An honest story from the road: New Year's Day
I've been in a small town in NE Oregon since January 1st. I was planning to be in Portland that night. I share this story with you because it's real; it's not pretty or glamorous, simply life. But it's emphasized a truth to me, that even when it seems you have next to nothing, you can create and tell a story. I've been processing this time with the tools I've (thankfully) had in a backpack (my camera, my laptop, and a journal), and the space of an empty hotel room, and in doing so, I've thought about how while everything changed for me the other night, nothing changed at the same time. I've had to walk a little further, wear the same outfit for more than a few days, and pay more money for a bed to sleep in than I have in a long time, but all the while, I am doing exactly what I'd be doing if the following event hadn't occurred, if I was anywhere else- and I think that is beautiful.
Jan 1, 9:15pm.
I had just gone through what I thought was the scariest part of my drive back to Portland from Salt Lake. The weather was fine and the roads were clear all day, until I got to Oregon.
Yellow hazard lights were flashing and semi-trucks were all pulled over with their hazards on, chaining up their tires.
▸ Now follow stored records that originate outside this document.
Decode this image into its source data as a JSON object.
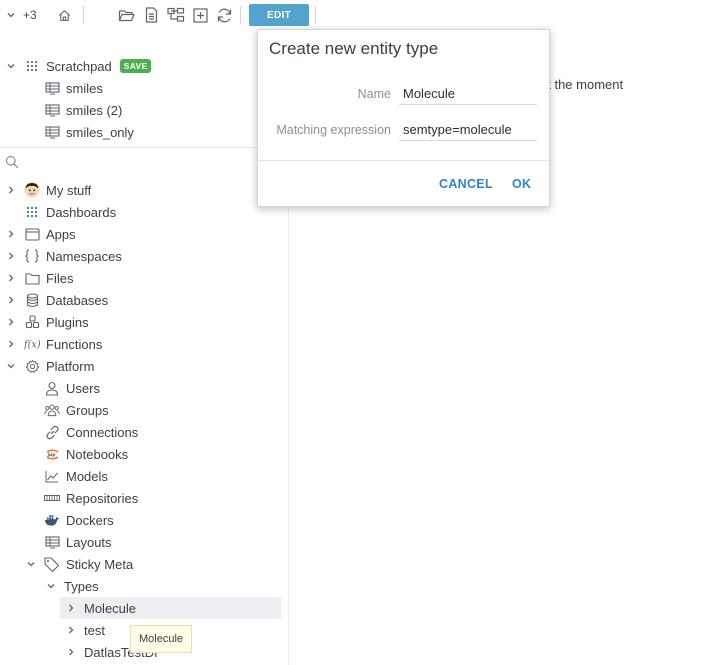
{
  "toolbar": {
    "badge_count": "+3",
    "edit_label": "EDIT",
    "icons": [
      "home-icon",
      "open-folder-icon",
      "document-icon",
      "tree-icon",
      "add-icon",
      "refresh-icon"
    ]
  },
  "scratchpad": {
    "label": "Scratchpad",
    "save_badge": "SAVE",
    "items": [
      {
        "label": "smiles"
      },
      {
        "label": "smiles (2)"
      },
      {
        "label": "smiles_only"
      }
    ]
  },
  "tree": {
    "my_stuff": "My stuff",
    "dashboards": "Dashboards",
    "apps": "Apps",
    "namespaces": "Namespaces",
    "files": "Files",
    "databases": "Databases",
    "plugins": "Plugins",
    "functions": "Functions",
    "platform": "Platform",
    "users": "Users",
    "groups": "Groups",
    "connections": "Connections",
    "notebooks": "Notebooks",
    "models": "Models",
    "repositories": "Repositories",
    "dockers": "Dockers",
    "layouts": "Layouts",
    "sticky_meta": "Sticky Meta",
    "types": "Types",
    "types_items": [
      {
        "label": "Molecule"
      },
      {
        "label": "test"
      },
      {
        "label": "DatlasTestDf"
      }
    ]
  },
  "main": {
    "partial_text": "at the moment"
  },
  "dialog": {
    "title": "Create new entity type",
    "name_label": "Name",
    "name_value": "Molecule",
    "expr_label": "Matching expression",
    "expr_value": "semtype=molecule",
    "cancel": "CANCEL",
    "ok": "OK"
  },
  "tooltip": {
    "text": "Molecule"
  },
  "colors": {
    "edit_button": "#52a4cc",
    "save_badge": "#4caf50",
    "dialog_button": "#2f86c4",
    "selected_row": "#eeeef2",
    "tooltip_bg": "#fffde7"
  }
}
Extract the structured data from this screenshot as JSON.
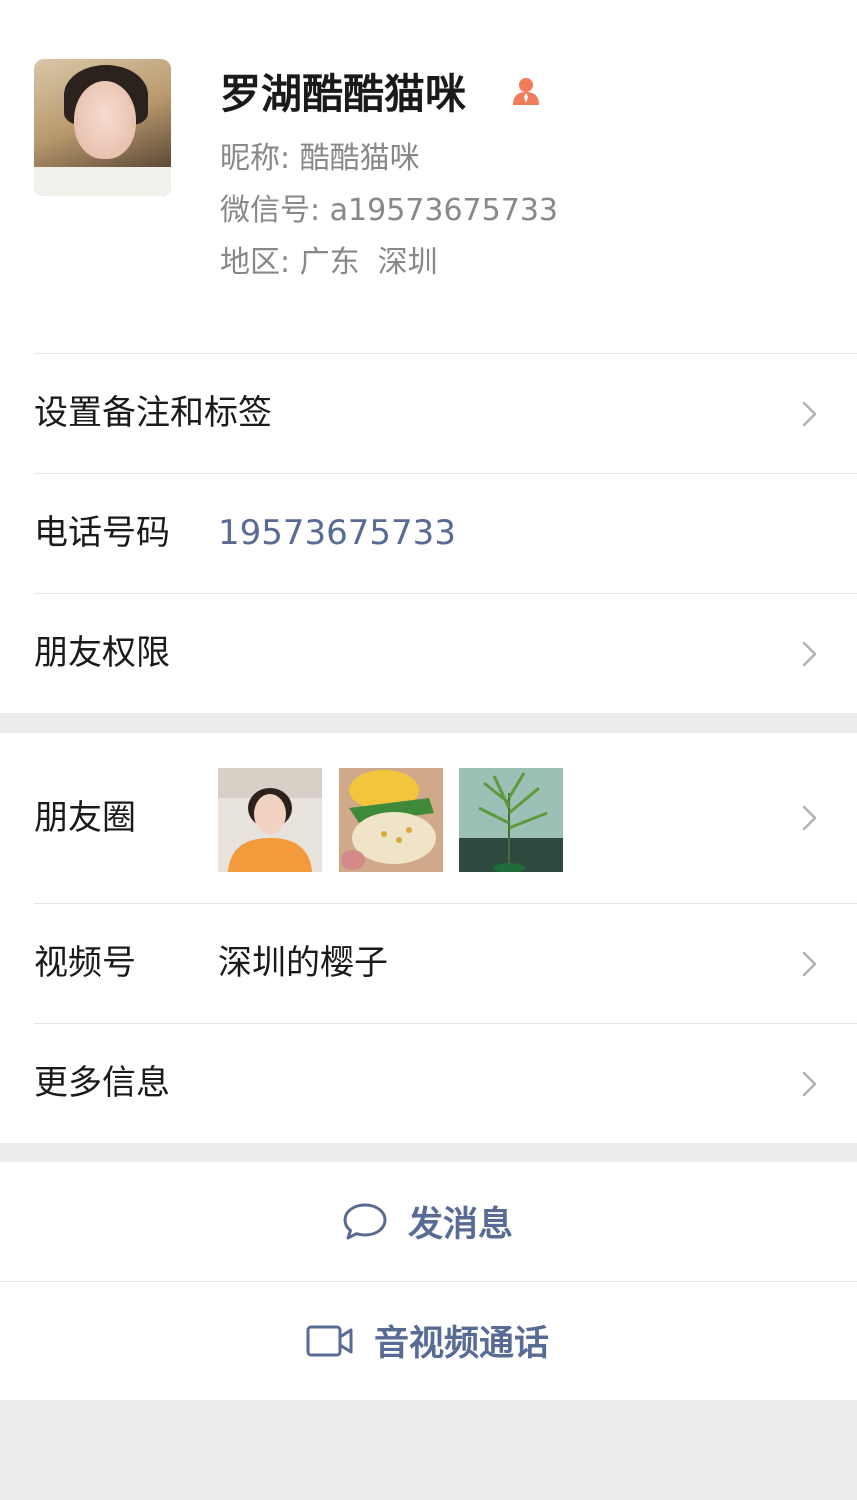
{
  "profile": {
    "name": "罗湖酷酷猫咪",
    "nickname_label": "昵称:",
    "nickname": "酷酷猫咪",
    "wechat_id_label": "微信号:",
    "wechat_id": "a19573675733",
    "region_label": "地区:",
    "region_province": "广东",
    "region_city": "深圳",
    "badge_icon": "star-friend-icon",
    "badge_color": "#f07c5a"
  },
  "cells": {
    "remark": {
      "label": "设置备注和标签"
    },
    "phone": {
      "label": "电话号码",
      "value": "19573675733"
    },
    "permission": {
      "label": "朋友权限"
    },
    "moments": {
      "label": "朋友圈"
    },
    "channels": {
      "label": "视频号",
      "value": "深圳的樱子"
    },
    "more": {
      "label": "更多信息"
    }
  },
  "actions": {
    "message": {
      "label": "发消息",
      "icon": "chat-bubble-icon"
    },
    "call": {
      "label": "音视频通话",
      "icon": "video-camera-icon"
    }
  },
  "colors": {
    "link": "#576b95",
    "background": "#ededed",
    "divider": "#e5e5e5"
  }
}
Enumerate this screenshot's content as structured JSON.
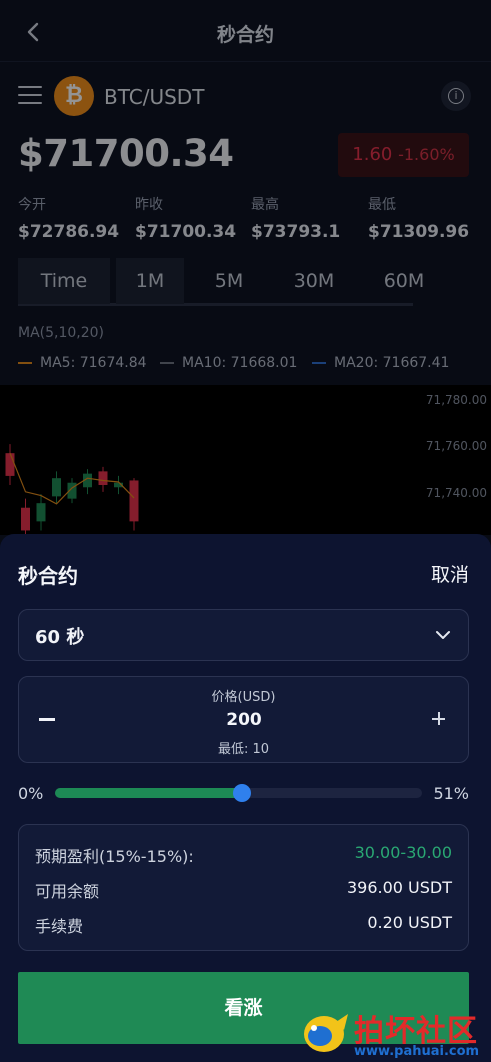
{
  "nav": {
    "title": "秒合约"
  },
  "pair": {
    "name": "BTC/USDT",
    "coin_symbol": "₿",
    "info_glyph": "i"
  },
  "price": {
    "value": "$71700.34",
    "change": "1.60",
    "change_pct": "-1.60%"
  },
  "stats": [
    {
      "label": "今开",
      "value": "$72786.94"
    },
    {
      "label": "昨收",
      "value": "$71700.34"
    },
    {
      "label": "最高",
      "value": "$73793.1"
    },
    {
      "label": "最低",
      "value": "$71309.96"
    }
  ],
  "tabs": [
    "Time",
    "1M",
    "5M",
    "30M",
    "60M"
  ],
  "active_tab": "1M",
  "ma": {
    "title": "MA(5,10,20)",
    "items": [
      {
        "label": "MA5: 71674.84",
        "color": "#e28b1c"
      },
      {
        "label": "MA10: 71668.01",
        "color": "#6f7583"
      },
      {
        "label": "MA20: 71667.41",
        "color": "#2f6fd1"
      }
    ]
  },
  "chart_data": {
    "type": "candlestick",
    "y_ticks": [
      "71,780.00",
      "71,760.00",
      "71,740.00"
    ],
    "candles": [
      {
        "open": 71742,
        "close": 71752,
        "high": 71756,
        "low": 71738,
        "up": false
      },
      {
        "open": 71728,
        "close": 71718,
        "high": 71732,
        "low": 71714,
        "up": false
      },
      {
        "open": 71722,
        "close": 71730,
        "high": 71734,
        "low": 71718,
        "up": true
      },
      {
        "open": 71733,
        "close": 71741,
        "high": 71744,
        "low": 71730,
        "up": true
      },
      {
        "open": 71732,
        "close": 71739,
        "high": 71741,
        "low": 71730,
        "up": true
      },
      {
        "open": 71737,
        "close": 71743,
        "high": 71745,
        "low": 71734,
        "up": true
      },
      {
        "open": 71744,
        "close": 71738,
        "high": 71746,
        "low": 71735,
        "up": false
      },
      {
        "open": 71739,
        "close": 71737,
        "high": 71742,
        "low": 71734,
        "up": true
      },
      {
        "open": 71740,
        "close": 71722,
        "high": 71741,
        "low": 71718,
        "up": false
      }
    ],
    "ylim": [
      71716,
      71782
    ]
  },
  "sheet": {
    "title": "秒合约",
    "cancel_label": "取消",
    "duration": "60 秒",
    "amount_label": "价格(USD)",
    "amount_value": "200",
    "amount_min": "最低: 10",
    "slider": {
      "min_label": "0%",
      "max_label": "51%",
      "value_fraction": 0.51
    },
    "summary": [
      {
        "key": "预期盈利(15%-15%):",
        "value": "30.00-30.00",
        "accent": true
      },
      {
        "key": "可用余额",
        "value": "396.00 USDT",
        "accent": false
      },
      {
        "key": "手续费",
        "value": "0.20 USDT",
        "accent": false
      }
    ],
    "action_label": "看涨"
  },
  "watermark": {
    "text": "拍坏社区",
    "url": "www.pahuai.com"
  },
  "colors": {
    "up": "#1f8a55",
    "down": "#e6334c",
    "accent_blue": "#2f80ed"
  }
}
There was a pass ahead. It was now dark and I was counting how many hours i’d been driving as I made my way slowly through the curvy, winding pathways. I was finally only 3 hours form Portland. I couldn’t stop thinking about getting back to the studio and sleeping on the couch. As lame as it sounds, it sounded like paradise to me as I drove into my twelfth hour on the road and I couldn’t feel my toes. I made it through the pass just fine and was back on straight, flat, easy road again. Within a few minutes, I discovered that I had not yet gone through the toughest part of the drive.
The van began to slide across the road, from the left lane, on to the right, and on to the snow-covered ground. I saw everything both in slow-motion and real time at once. I couldn’t begin to think of anything but where the van was headed and what it would do next, because it had all control now. It did not stop with sliding over a lane, but proceeded to spin one hundred and eighty degrees and flip over on its side. I found myself sitting on my driver’s side window, reminding myself that I was still breathing. I looked around myself, sitting helpless and viewing the world from a sideways, ninety-degree angle. My passenger side door was now a trap door on the ceiling; my driver’s side, the floor...
Everything that was on the right side of the van, was now on the left. As I reminded myself I was still breathing, I contemplated just how exactly I was going to get out. I felt like I was in a fishbowl. I also wondered when and/or if anyone was going to stop at the sight of my hightop camper van tipped on its side in the middle of the snow. A man in a snowplow pulled over after about what felt like an hour - which was in reality, probably less than two minutes. He stood at my windshield, which was now vertical, making a perfect window to stand at and look in at the mess I’d just made. He shined a flashlight, asking if I was the only one in the vehicle and if I was okay. I sat helpless and shaking, still sitting on the glass of my window. I first thought I could try to open the passenger door above me, but i couldn’t reach it. Then I thought of just smashing the windshield to get out. The man outside the glass I was trapped behind presented the idea of going out the back doors. I climbed over the rubble, which was everything in my van that came down with the fall. I couldn’t open the back doors from the inside- there’s no handles. I kept the back doors padlocked too, and only one of them opened, with some difficulty. Thankfully, I had the key, opened the lock, and a different man, I think a police officer, opened the door, lifting it up and out toward the sky, as I ducked and stepped out over the other normally-vertical door.
Jan 2nd, 2017
My notebook and laptop have dirt in all their crevices, both from the potted plant that relocated itself among everything else in the van, and the moment the tow guy opened my driver's side door, spilling a sea of items, including my camera, which had been at my feet while I was driving. I scrambled to pick it all up and shove it in the backpack I brought with me to the hotel.
I walked away from the accident with nothing but a bruise on my leg. I am currently waiting on the auto body shop to let me know if the van will be up and running to drive the rest of the way back home. Until then, I'll be doing what I do, just out of a motel room instead of a home on wheels.